Copper Mine Remains of Tonglushan
Tonglushan Ancient Bronze Mining and Smelting Site, located about 3 kilometers north of Daye county, was discovered in 1973 and is one of the oldest and most advanced of such sites in China. It was a major source of bronze during the late Shang Dynasty (16th century - 10th century BC) up through the Han Dynasty (2nd century BC - 2nd century AD). According to ancient records, the high, flat top of the mountain was so rich in minerals, that it sparkled with little specks of bronze when it rained.
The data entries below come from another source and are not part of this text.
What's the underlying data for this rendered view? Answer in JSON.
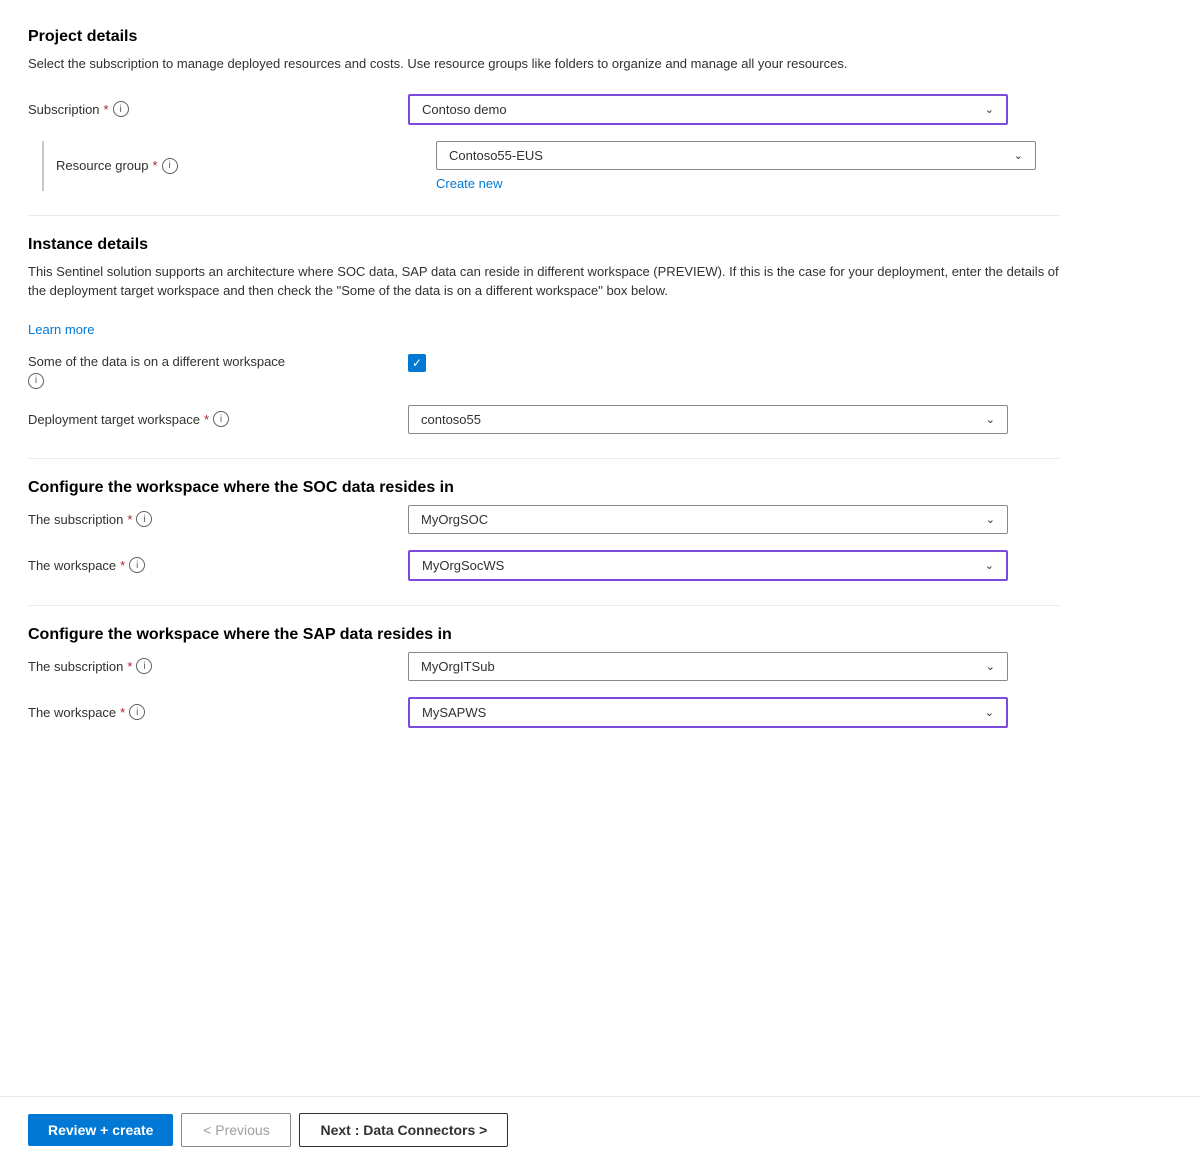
{
  "project_details": {
    "title": "Project details",
    "description": "Select the subscription to manage deployed resources and costs. Use resource groups like folders to organize and manage all your resources.",
    "subscription_label": "Subscription",
    "resource_group_label": "Resource group",
    "subscription_value": "Contoso demo",
    "resource_group_value": "Contoso55-EUS",
    "create_new_label": "Create new"
  },
  "instance_details": {
    "title": "Instance details",
    "description": "This Sentinel solution supports an architecture where SOC data, SAP data can reside in different workspace (PREVIEW). If this is the case for your deployment, enter the details of the deployment target workspace and then check the \"Some of the data is on a different workspace\" box below.",
    "learn_more_label": "Learn more",
    "different_workspace_label": "Some of the data is on a different workspace",
    "deployment_target_label": "Deployment target workspace",
    "deployment_target_value": "contoso55"
  },
  "soc_section": {
    "title": "Configure the workspace where the SOC data resides in",
    "subscription_label": "The subscription",
    "workspace_label": "The workspace",
    "subscription_value": "MyOrgSOC",
    "workspace_value": "MyOrgSocWS"
  },
  "sap_section": {
    "title": "Configure the workspace where the SAP data resides in",
    "subscription_label": "The subscription",
    "workspace_label": "The workspace",
    "subscription_value": "MyOrgITSub",
    "workspace_value": "MySAPWS"
  },
  "footer": {
    "review_create_label": "Review + create",
    "previous_label": "< Previous",
    "next_label": "Next : Data Connectors >"
  },
  "icons": {
    "info": "i",
    "chevron_down": "∨",
    "checkmark": "✓"
  }
}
Hence, it has received the name Tonglushan, meaning "Patina Mountain", bringing to mind its colorfully shining rocks.
Since 1973, over 360 shafts and lanes and 7 smelting furnaces have been unearthed, with origins from the Western Zhou Dynasty (11th century - 8th century BC) to the Western Han Dynasty (5th century to 2nd century BC). It is the best preserved and most complete mining and smelting site from ancient China, impressive also for having the longest time in operation, the highest smelting level and the largest scale known. It is becoming widely-regarded as another Chinese wonder after the Terra-Cotta Warriors.
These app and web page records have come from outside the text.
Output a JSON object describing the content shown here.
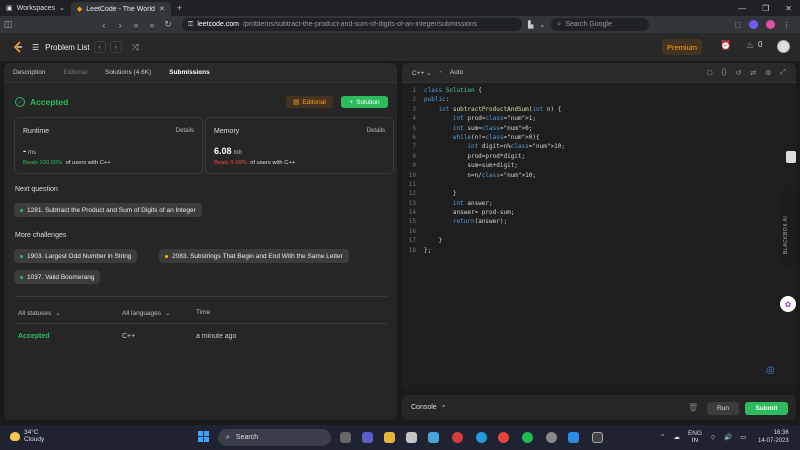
{
  "browser": {
    "workspaces_label": "Workspaces",
    "tab_title": "LeetCode - The World's Lea",
    "url_host": "leetcode.com",
    "url_path": "/problems/subtract-the-product-and-sum-of-digits-of-an-integer/submissions",
    "search_placeholder": "Search Google"
  },
  "header": {
    "problem_list": "Problem List",
    "premium": "Premium",
    "streak": "0"
  },
  "left_tabs": [
    "Description",
    "Editorial",
    "Solutions (4.6K)",
    "Submissions"
  ],
  "result": {
    "status": "Accepted",
    "editorial_btn": "Editorial",
    "solution_btn": "Solution"
  },
  "runtime": {
    "title": "Runtime",
    "details": "Details",
    "value": "-",
    "unit": "ms",
    "beats_pct": "Beats 100.00%",
    "beats_suffix": "of users with C++"
  },
  "memory": {
    "title": "Memory",
    "details": "Details",
    "value": "6.08",
    "unit": "mb",
    "beats_pct": "Beats 9.99%",
    "beats_suffix": "of users with C++"
  },
  "next_question": {
    "heading": "Next question",
    "item": "1281. Subtract the Product and Sum of Digits of an Integer"
  },
  "more": {
    "heading": "More challenges",
    "items": [
      "1903. Largest Odd Number in String",
      "2083. Substrings That Begin and End With the Same Letter",
      "1037. Valid Boomerang"
    ]
  },
  "table": {
    "col_status": "All statuses",
    "col_lang": "All languages",
    "col_time": "Time",
    "row_status": "Accepted",
    "row_lang": "C++",
    "row_time": "a minute ago"
  },
  "editor": {
    "language": "C++",
    "mode": "Auto",
    "lines": [
      "class Solution {",
      "public:",
      "    int subtractProductAndSum(int n) {",
      "        int prod=1;",
      "        int sum=0;",
      "        while(n!=0){",
      "            int digit=n%10;",
      "            prod=prod*digit;",
      "            sum=sum+digit;",
      "            n=n/10;",
      "",
      "        }",
      "        int answer;",
      "        answer= prod-sum;",
      "        return(answer);",
      "",
      "    }",
      "};"
    ]
  },
  "console": {
    "label": "Console",
    "run": "Run",
    "submit": "Submit"
  },
  "sidebar_ext": "BLACKBOX AI",
  "taskbar": {
    "temp": "34°C",
    "weather": "Cloudy",
    "search": "Search",
    "lang1": "ENG",
    "lang2": "IN",
    "time": "16:36",
    "date": "14-07-2023"
  },
  "colors": {
    "accepted_green": "#2cbb5d",
    "premium_orange": "#ffa116",
    "beats_red": "#ef4743"
  }
}
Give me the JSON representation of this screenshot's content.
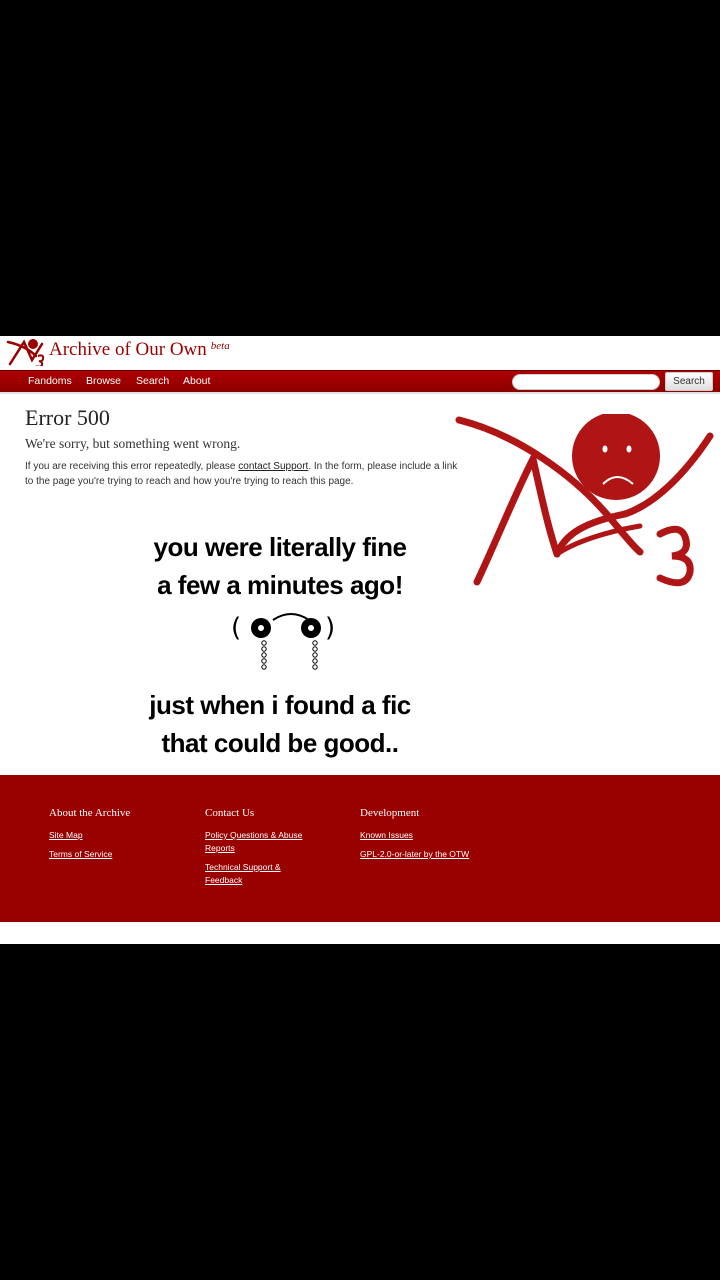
{
  "header": {
    "site_title": "Archive of Our Own",
    "beta_label": "beta"
  },
  "nav": {
    "items": [
      "Fandoms",
      "Browse",
      "Search",
      "About"
    ],
    "search_button": "Search",
    "search_placeholder": ""
  },
  "error": {
    "title": "Error 500",
    "subtitle": "We're sorry, but something went wrong.",
    "body_prefix": "If you are receiving this error repeatedly, please ",
    "link_text": "contact Support",
    "body_suffix": ". In the form, please include a link to the page you're trying to reach and how you're trying to reach this page."
  },
  "overlay": {
    "line1": "you were literally fine",
    "line2": "a few a minutes ago!",
    "line3": "just when i found a fic",
    "line4": "that could be good.."
  },
  "footer": {
    "columns": [
      {
        "heading": "About the Archive",
        "links": [
          "Site Map",
          "Terms of Service"
        ]
      },
      {
        "heading": "Contact Us",
        "links": [
          "Policy Questions & Abuse",
          "Reports",
          "Technical Support &",
          "Feedback"
        ]
      },
      {
        "heading": "Development",
        "links": [
          "Known Issues",
          "GPL-2.0-or-later by the OTW"
        ]
      }
    ]
  },
  "colors": {
    "brand_red": "#990000",
    "background": "#000000"
  }
}
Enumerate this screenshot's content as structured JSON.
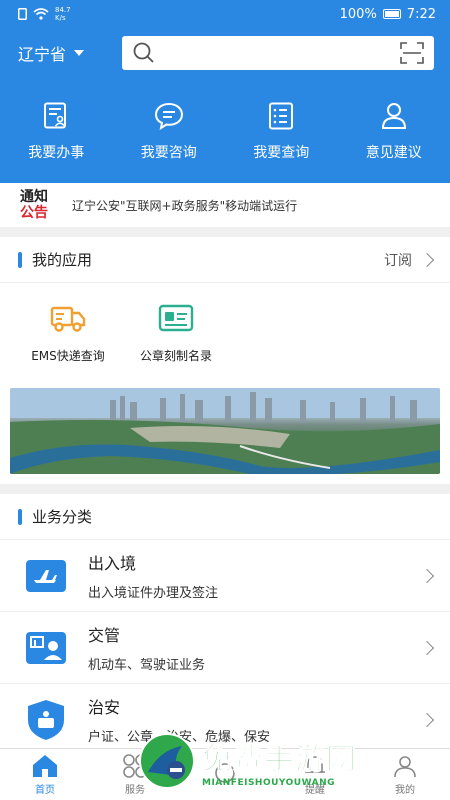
{
  "status_bar": {
    "speed": "84.7",
    "speed_unit": "K/s",
    "battery": "100%",
    "time": "7:22"
  },
  "header": {
    "province": "辽宁省",
    "quick_actions": [
      {
        "label": "我要办事",
        "icon": "document-user-icon"
      },
      {
        "label": "我要咨询",
        "icon": "chat-bubble-icon"
      },
      {
        "label": "我要查询",
        "icon": "list-search-icon"
      },
      {
        "label": "意见建议",
        "icon": "person-icon"
      }
    ]
  },
  "notice": {
    "logo_line1": "通知",
    "logo_line2": "公告",
    "text": "辽宁公安\"互联网+政务服务\"移动端试运行"
  },
  "my_apps": {
    "title": "我的应用",
    "action": "订阅",
    "items": [
      {
        "label": "EMS快递查询",
        "icon": "delivery-truck-icon",
        "color": "#f0a030"
      },
      {
        "label": "公章刻制名录",
        "icon": "id-card-icon",
        "color": "#2bb08f"
      }
    ]
  },
  "business": {
    "title": "业务分类",
    "items": [
      {
        "title": "出入境",
        "subtitle": "出入境证件办理及签注",
        "icon": "airplane-icon"
      },
      {
        "title": "交管",
        "subtitle": "机动车、驾驶证业务",
        "icon": "traffic-id-icon"
      },
      {
        "title": "治安",
        "subtitle": "户证、公章、治安、危爆、保安",
        "icon": "police-badge-icon"
      }
    ]
  },
  "tabbar": {
    "items": [
      {
        "label": "首页",
        "icon": "home-icon",
        "active": true
      },
      {
        "label": "服务",
        "icon": "grid-icon",
        "active": false
      },
      {
        "label": "",
        "icon": "center-icon",
        "active": false
      },
      {
        "label": "提醒",
        "icon": "bell-icon",
        "active": false
      },
      {
        "label": "我的",
        "icon": "user-icon",
        "active": false
      }
    ]
  },
  "watermark": {
    "cn": "免费手游网",
    "en": "MIANFEISHOUYOUWANG"
  },
  "colors": {
    "primary": "#2b88e2",
    "notice_red": "#d8262f",
    "watermark_green": "#2ea84a"
  }
}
From the spring of 1974 to the summer of 1985, staff from an archaeological institute, cooperating with workers from the production department of the mine, excavated scientifically and selectively. They explored hundreds of shafts and lanes supported by ancient wooden crossbeams, examined vertical bronze smelting furnaces and dug up countless production tools. Today, the Tonglushan mine is a nationally protected site, and exploration is forbidden in portions of it.
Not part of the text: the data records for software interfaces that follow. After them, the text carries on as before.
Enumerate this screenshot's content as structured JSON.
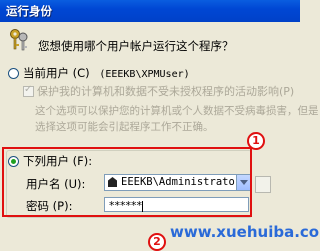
{
  "window": {
    "title": "运行身份"
  },
  "dialog": {
    "question": "您想使用哪个用户帐户运行这个程序？",
    "current_user": {
      "label": "当前用户 (C)",
      "account": "(EEEKB\\XPMUser)",
      "protect_checkbox_label": "保护我的计算机和数据不受未授权程序的活动影响(P)",
      "note_line1": "这个选项可以保护您的计算机或个人数据不受病毒损害，但是",
      "note_line2": "选择这项可能会引起程序工作不正确。"
    },
    "following_user": {
      "label": "下列用户 (F):",
      "username_label": "用户名 (U):",
      "username_value": "EEEKB\\Administrator",
      "password_label": "密码 (P):",
      "password_value": "******"
    }
  },
  "annotations": {
    "callout_1": "1",
    "callout_2": "2"
  },
  "watermark": "www.xuehuiba.com"
}
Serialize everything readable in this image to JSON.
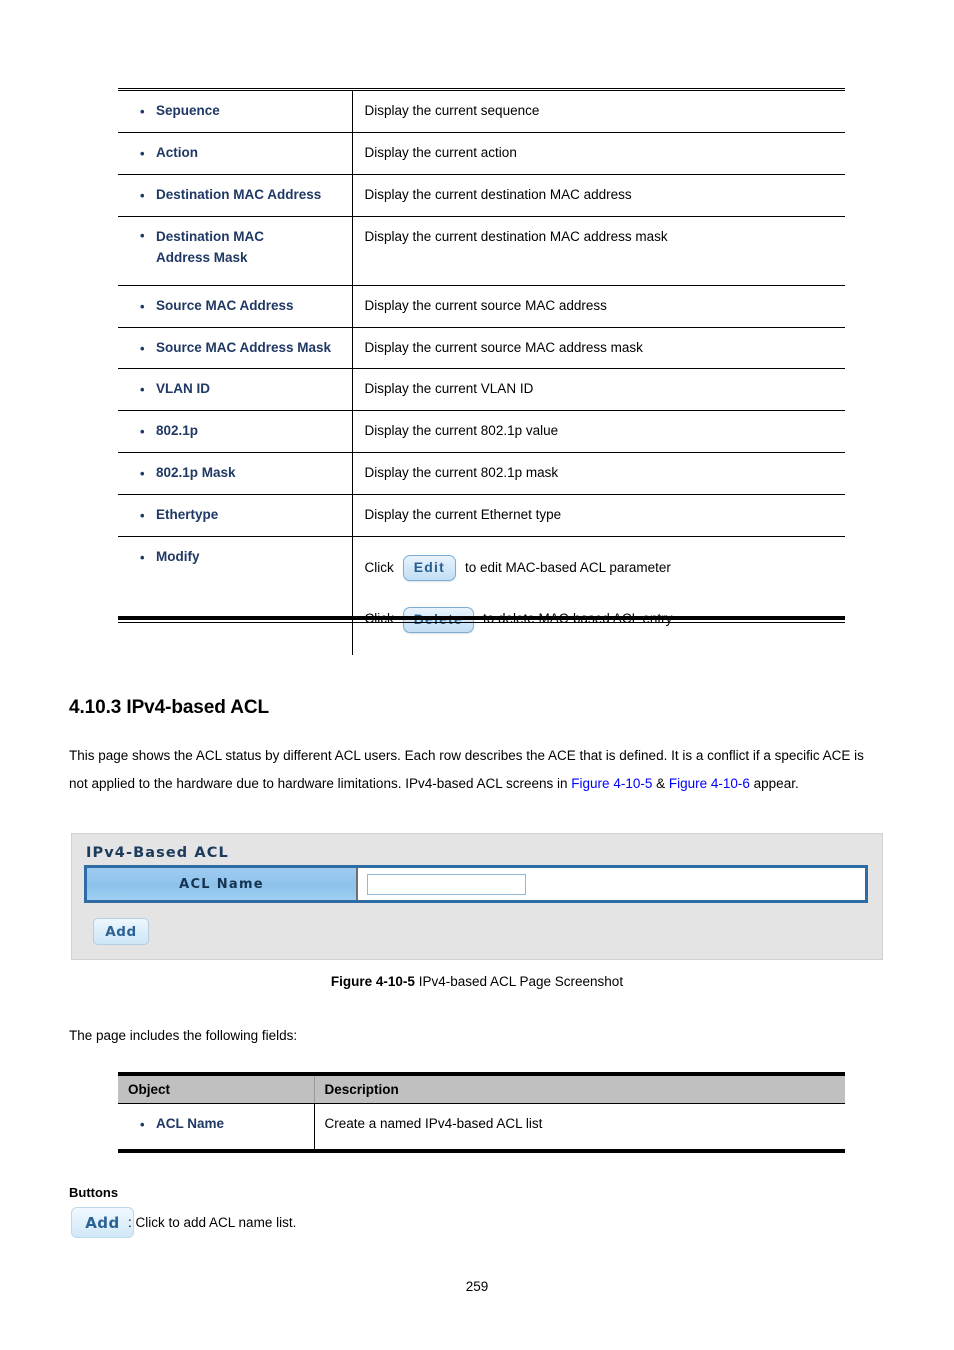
{
  "document": {
    "page_number": "259"
  },
  "mac_acl_table": {
    "rows": [
      {
        "object": "Sepuence",
        "description": "Display the current sequence"
      },
      {
        "object": "Action",
        "description": "Display the current action"
      },
      {
        "object": "Destination MAC Address",
        "description": "Display the current destination MAC address"
      },
      {
        "object": "Destination MAC Address Mask",
        "description": "Display the current destination MAC address mask"
      },
      {
        "object": "Source MAC Address",
        "description": "Display the current source MAC address"
      },
      {
        "object": "Source MAC Address Mask",
        "description": "Display the current source MAC address mask"
      },
      {
        "object": "VLAN ID",
        "description": "Display the current VLAN ID"
      },
      {
        "object": "802.1p",
        "description": "Display the current 802.1p value"
      },
      {
        "object": "802.1p Mask",
        "description": "Display the current 802.1p mask"
      },
      {
        "object": "Ethertype",
        "description": "Display the current Ethernet type"
      }
    ],
    "modify_row": {
      "object": "Modify",
      "edit_click_prefix": "Click",
      "edit_button_label": "Edit",
      "edit_click_suffix": "to edit MAC-based ACL parameter",
      "delete_click_prefix": "Click",
      "delete_button_label": "Delete",
      "delete_click_suffix": "to delete MAC-based ACL entry"
    }
  },
  "section": {
    "heading": "4.10.3 IPv4-based ACL",
    "paragraph_part1": "This page shows the ACL status by different ACL users. Each row describes the ACE that is defined. It is a conflict if a specific ACE is not applied to the hardware due to hardware limitations. IPv4-based ACL screens in ",
    "link1": "Figure 4-10-5",
    "paragraph_amp": " & ",
    "link2": "Figure 4-10-6",
    "paragraph_part2": " appear."
  },
  "acl_panel": {
    "title": "IPv4-Based ACL",
    "field_label": "ACL Name",
    "input_value": "",
    "input_placeholder": "",
    "add_button_label": "Add"
  },
  "figure": {
    "caption_bold": "Figure 4-10-5",
    "caption_text": " IPv4-based ACL Page Screenshot"
  },
  "fields_section": {
    "intro": "The page includes the following fields:",
    "headers": {
      "object": "Object",
      "description": "Description"
    },
    "rows": [
      {
        "object": "ACL Name",
        "description": "Create a named IPv4-based ACL list"
      }
    ]
  },
  "buttons_section": {
    "heading": "Buttons",
    "add_button_label": "Add",
    "add_description": ": Click to add ACL name list."
  },
  "colors": {
    "object_label": "#1F3864",
    "link": "#0000FF",
    "panel_background": "#E4E4E4",
    "panel_border_blue": "#2F6CA5",
    "field_label_blue": "#8DC2EC",
    "table_header_gray": "#C0C0C0"
  }
}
The Ancient Bronze Mining and Smelting Site of Tonglushan is second to none among mining relics all over the world. With a history of over 3000 years, it is a brilliant jewel of the ancient history of the Jiangnan Region, and a gem of world cultural heritage.